▶ **Exercise material**
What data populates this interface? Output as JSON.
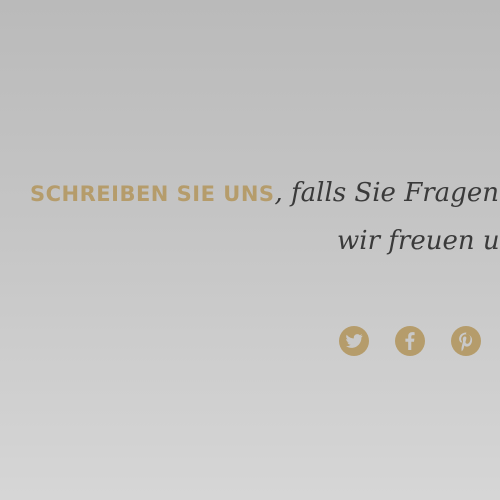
{
  "contact": {
    "cta": "SCHREIBEN SIE UNS",
    "line1": ", falls Sie Fragen",
    "line2": "wir freuen u"
  },
  "social": {
    "items": [
      {
        "name": "twitter-icon"
      },
      {
        "name": "facebook-icon"
      },
      {
        "name": "pinterest-icon"
      }
    ]
  },
  "colors": {
    "accent": "#b59c6b",
    "text": "#3a3a3a"
  }
}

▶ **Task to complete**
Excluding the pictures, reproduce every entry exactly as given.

▶ **Task result**
What data populates this interface? Output as JSON.
{
  "contact": {
    "cta": "SCHREIBEN SIE UNS",
    "line1": ", falls Sie Fragen",
    "line2": "wir freuen u"
  },
  "social": {
    "items": [
      {
        "name": "twitter-icon"
      },
      {
        "name": "facebook-icon"
      },
      {
        "name": "pinterest-icon"
      }
    ]
  },
  "colors": {
    "accent": "#b59c6b",
    "text": "#3a3a3a"
  }
}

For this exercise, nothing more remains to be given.